CLARKSON: I know.
TUCCI: But is there anything?
CLARKSON: What I long for is to always be taken in many directions and to sometimes not know where that direction is. That’s why I always struggle when doing a TV series. It’s just that I love the unpredictable. I like not knowing where I’m going next and the surprise of it all.
TUCCI: It’s the catch-22, isn’t it? That we’ve chosen this life because we don’t want to know what’s coming next. We like the sense of …
CLARKSON: Of danger? Yes.
TUCCI: Well, danger and of incredible insecurity. And then, at the same time, we all go, “Oh my God, I haven’t worked in blah blah blah.” “I’m old.” “I’m worried!” “Why didn’t I do something else instead?”
CLARKSON: Right. “Will this all suddenly just go away?”
TUCCI: “Will I disappear?” Yeah.
CLARKSON: And because I can’t really do anything else, what will I do? [laughs]
TUCCI: You can move in with us. Felicity [Blunt, Tucci’s wife] has a full-time job, so it’ll be fine.
CLARKSON: Oh, thank God you married an honest woman!
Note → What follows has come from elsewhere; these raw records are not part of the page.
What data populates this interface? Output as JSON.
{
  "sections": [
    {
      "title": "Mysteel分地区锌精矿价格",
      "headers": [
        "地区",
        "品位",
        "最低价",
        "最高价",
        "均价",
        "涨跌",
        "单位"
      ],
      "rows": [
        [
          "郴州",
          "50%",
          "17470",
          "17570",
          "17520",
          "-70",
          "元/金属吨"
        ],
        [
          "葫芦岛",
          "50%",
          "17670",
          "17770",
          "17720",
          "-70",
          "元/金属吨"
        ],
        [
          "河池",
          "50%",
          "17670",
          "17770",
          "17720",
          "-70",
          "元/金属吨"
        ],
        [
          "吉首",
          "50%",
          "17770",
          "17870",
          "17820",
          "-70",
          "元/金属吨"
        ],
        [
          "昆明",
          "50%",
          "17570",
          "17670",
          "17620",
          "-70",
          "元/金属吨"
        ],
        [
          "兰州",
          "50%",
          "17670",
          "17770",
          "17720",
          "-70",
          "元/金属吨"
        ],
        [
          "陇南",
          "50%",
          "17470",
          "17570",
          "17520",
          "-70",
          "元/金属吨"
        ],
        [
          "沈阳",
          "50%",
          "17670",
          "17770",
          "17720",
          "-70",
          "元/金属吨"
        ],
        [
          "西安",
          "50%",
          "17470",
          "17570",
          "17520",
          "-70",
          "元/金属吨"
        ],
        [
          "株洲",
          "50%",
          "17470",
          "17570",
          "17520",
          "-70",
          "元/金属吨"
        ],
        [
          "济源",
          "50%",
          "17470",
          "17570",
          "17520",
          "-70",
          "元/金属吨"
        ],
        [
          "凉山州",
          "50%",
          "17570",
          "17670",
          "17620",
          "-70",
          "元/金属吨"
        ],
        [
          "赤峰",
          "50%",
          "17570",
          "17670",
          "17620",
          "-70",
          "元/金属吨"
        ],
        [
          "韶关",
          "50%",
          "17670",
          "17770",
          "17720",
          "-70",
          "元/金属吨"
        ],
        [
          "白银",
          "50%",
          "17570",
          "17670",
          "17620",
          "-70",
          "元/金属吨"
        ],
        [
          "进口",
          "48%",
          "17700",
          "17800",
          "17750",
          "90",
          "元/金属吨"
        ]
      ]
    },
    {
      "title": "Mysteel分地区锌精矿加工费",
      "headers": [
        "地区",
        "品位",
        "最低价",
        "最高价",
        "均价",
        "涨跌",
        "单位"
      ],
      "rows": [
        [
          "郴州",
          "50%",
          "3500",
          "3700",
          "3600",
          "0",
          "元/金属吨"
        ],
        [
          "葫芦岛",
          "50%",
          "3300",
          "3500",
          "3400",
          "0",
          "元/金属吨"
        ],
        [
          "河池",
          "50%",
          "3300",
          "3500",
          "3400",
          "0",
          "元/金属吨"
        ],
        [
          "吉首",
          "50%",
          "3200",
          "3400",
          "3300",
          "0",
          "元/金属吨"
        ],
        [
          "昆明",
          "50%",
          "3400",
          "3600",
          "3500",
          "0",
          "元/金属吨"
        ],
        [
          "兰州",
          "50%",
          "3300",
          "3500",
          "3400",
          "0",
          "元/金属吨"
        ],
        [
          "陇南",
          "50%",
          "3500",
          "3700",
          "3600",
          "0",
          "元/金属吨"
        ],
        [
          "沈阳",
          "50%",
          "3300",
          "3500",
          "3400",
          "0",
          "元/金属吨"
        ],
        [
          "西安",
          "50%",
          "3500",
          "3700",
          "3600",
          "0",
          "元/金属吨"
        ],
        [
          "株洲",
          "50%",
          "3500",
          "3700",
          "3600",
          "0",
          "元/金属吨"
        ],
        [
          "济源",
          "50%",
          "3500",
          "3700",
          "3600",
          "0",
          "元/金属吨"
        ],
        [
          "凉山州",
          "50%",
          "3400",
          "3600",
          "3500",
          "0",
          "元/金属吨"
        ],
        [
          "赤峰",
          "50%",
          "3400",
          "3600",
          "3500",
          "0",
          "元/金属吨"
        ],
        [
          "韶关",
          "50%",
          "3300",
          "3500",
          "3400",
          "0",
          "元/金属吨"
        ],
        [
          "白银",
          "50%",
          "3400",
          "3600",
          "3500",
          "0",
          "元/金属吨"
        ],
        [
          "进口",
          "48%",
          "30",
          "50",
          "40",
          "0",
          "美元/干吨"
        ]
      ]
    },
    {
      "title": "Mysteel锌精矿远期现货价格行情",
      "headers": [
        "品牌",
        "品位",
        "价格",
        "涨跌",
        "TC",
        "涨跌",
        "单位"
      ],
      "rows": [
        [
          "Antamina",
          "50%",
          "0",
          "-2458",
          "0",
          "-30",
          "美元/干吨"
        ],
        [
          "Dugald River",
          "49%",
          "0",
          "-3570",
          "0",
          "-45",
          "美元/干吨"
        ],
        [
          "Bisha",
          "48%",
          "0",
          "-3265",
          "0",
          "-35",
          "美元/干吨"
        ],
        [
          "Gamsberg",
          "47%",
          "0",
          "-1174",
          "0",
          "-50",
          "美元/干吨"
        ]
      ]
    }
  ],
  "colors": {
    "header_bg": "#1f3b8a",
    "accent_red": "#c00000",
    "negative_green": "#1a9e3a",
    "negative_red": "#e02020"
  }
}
But, you know, Stanley, we’re not 25, and it is also lovely that we’re more in demand now than we ever were, which is a rare thing …
TUCCI: That’s because a lot of people are just dropping dead because they’re so old.
CLARKSON: [laughs] I’ll take it! No, but there is comfort in hitting a certain place in this business finally where I don’t think we’re taken for granted. People know we’re here. And if you do enough work that enough people have seen, and liked you in, you put the odds in your favor.
TUCCI: There used to be this stigma, years ago, where if you’re an actor, you sort of just do one thing. If you make movies, you do a certain kind of movie. Or you only did TV or you only did theater. And now there is this great crossover. HBO really started this. And suddenly television became a really interesting venue for actors and directors and writers. Then you have these huge movies, like me being in The Hunger Games and you being in The Maze Runner.
CLARKSON: Your teeth in The Hunger Games still haunt me.
TUCCI: Oh, me too. But what’s so great about these big movies is that they actually make us more well-rounded actors. And it’s nice because you can actually make some money. And they’re fun. You get to experience a whole new audience. I mean, finally I’m making movies that my kids can see.
CLARKSON: You know, Stanley, wherever we go, we’ll forever be the parents from Easy A .
TUCCI: I’m so happy about that. You have no idea.
CLARKSON: It’s so lovely that we’ve done something memorable like that together, and that everybody wants us as their parents because of that film.
TUCCI: People say, “Are you really like that as a parent?” And I say, “God, no. ” Like, I wish.
CLARKSON: And I can say—since I will never be a parent—”Yes, I’d be like that as a parent.” [laughs]
TUCCI: Colin Firth is in Woody [Allen]’s new movie with Emma Stone [Magic in the Moonlight]. And I was saying to him, “How is it that we are the same age, but you get to play a romantic interest and I, on the other hand, played her father?” It’s so unfair!
CLARKSON: Look, I’m the mother of everyone in my movies. All of my children are so attractive, though. It’s just something I take to the bank.
STANLEY TUCCI IS AN EMMY AWARD-WINNING AND ACADEMY AWARD-NOMINATED ACTOR, WRITER, PRODUCER, AND DIRECTOR. HE APPEARS IN THE HUNGER GAMES: MOCKINGJAY-PART 1, OUT THIS MONTH.